The association between sickle cell disease and dental caries in African Americans
This study sought to determine whether there was an association between sickle cell disease (SCD) and dental caries in African-American adults. A sample of 102 African-American adult patients with SCD from Washington, D.C., and Baltimore, Maryland, were matched to 103 African-American adult subjects, who did not have SCD. The match was by age, gender and recruitment location. Each subject underwent a standardized oral examination as well as an interview to ascertain risk factors for dental caries. For individuals with incomes of less than $15,000, subjects with SCD had more decayed (10.36 versus 1.58) and fewer filled (2.86 versus 8.45) surfaces compared to subjects without SCD with both differences being statistically significant (p<0.05) after adjusting for age and gender. The results suggest that low-income African Americans with SCD may be at increased risk for dental caries and are less likely to receive treatment with a restoration.
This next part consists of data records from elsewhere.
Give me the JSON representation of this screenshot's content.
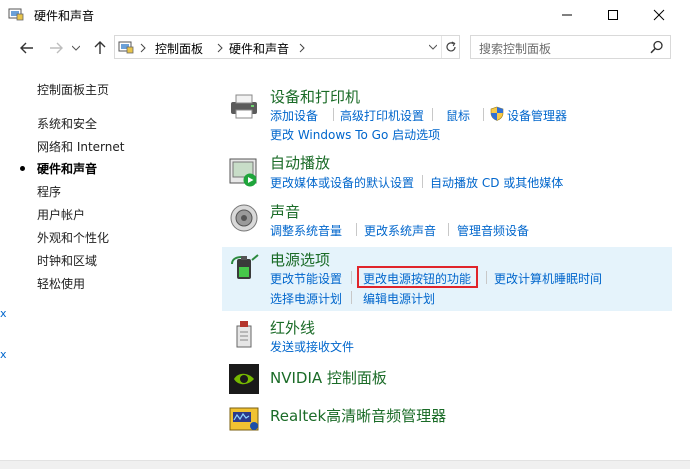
{
  "window": {
    "title": "硬件和声音"
  },
  "address": {
    "segments": [
      "控制面板",
      "硬件和声音"
    ]
  },
  "search": {
    "placeholder": "搜索控制面板"
  },
  "sidebar": {
    "home": "控制面板主页",
    "items": [
      "系统和安全",
      "网络和 Internet",
      "硬件和声音",
      "程序",
      "用户帐户",
      "外观和个性化",
      "时钟和区域",
      "轻松使用"
    ],
    "active_index": 2
  },
  "categories": [
    {
      "title": "设备和打印机",
      "icon": "printer-icon",
      "links": [
        [
          "添加设备",
          "高级打印机设置",
          "鼠标",
          "设备管理器"
        ],
        [
          "更改 Windows To Go 启动选项"
        ]
      ]
    },
    {
      "title": "自动播放",
      "icon": "autoplay-icon",
      "links": [
        [
          "更改媒体或设备的默认设置",
          "自动播放 CD 或其他媒体"
        ]
      ]
    },
    {
      "title": "声音",
      "icon": "speaker-icon",
      "links": [
        [
          "调整系统音量",
          "更改系统声音",
          "管理音频设备"
        ]
      ]
    },
    {
      "title": "电源选项",
      "icon": "battery-icon",
      "links": [
        [
          "更改节能设置",
          "更改电源按钮的功能",
          "更改计算机睡眠时间"
        ],
        [
          "选择电源计划",
          "编辑电源计划"
        ]
      ]
    },
    {
      "title": "红外线",
      "icon": "infrared-icon",
      "links": [
        [
          "发送或接收文件"
        ]
      ]
    },
    {
      "title": "NVIDIA 控制面板",
      "icon": "nvidia-icon",
      "links": []
    },
    {
      "title": "Realtek高清晰音频管理器",
      "icon": "realtek-icon",
      "links": []
    }
  ],
  "left_edge_fragments": [
    "x",
    "x"
  ],
  "colors": {
    "link": "#0066cc",
    "category_title": "#1a6b27",
    "highlight": "#e5f3fb",
    "red_box": "#e0242a"
  }
}
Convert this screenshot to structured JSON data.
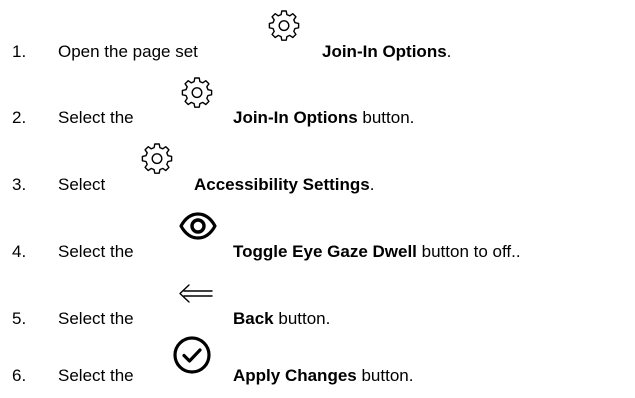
{
  "steps": [
    {
      "number": "1.",
      "before": "Open the page set",
      "icon": "gear-icon",
      "bold": "Join-In Options",
      "after": "."
    },
    {
      "number": "2.",
      "before": "Select the",
      "icon": "gear-icon",
      "bold": "Join-In Options",
      "after": " button."
    },
    {
      "number": "3.",
      "before": "Select",
      "icon": "gear-icon",
      "bold": "Accessibility Settings",
      "after": "."
    },
    {
      "number": "4.",
      "before": "Select the",
      "icon": "eye-icon",
      "bold": "Toggle Eye Gaze Dwell",
      "after": " button to off.."
    },
    {
      "number": "5.",
      "before": "Select the",
      "icon": "back-arrow-icon",
      "bold": "Back",
      "after": " button."
    },
    {
      "number": "6.",
      "before": "Select the",
      "icon": "check-circle-icon",
      "bold": "Apply Changes",
      "after": " button."
    }
  ]
}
Laurence, Brian; George, David; Woods, Dexter; Shosanya, Adeyemisi; Katz, Ralph V.; Lanzkron, Sophie; Diener-West, Marie; and Powe, Neil, "The association between sickle cell disease and dental caries in African Americans" (2006). College of Dentistry Faculty Publications. 119.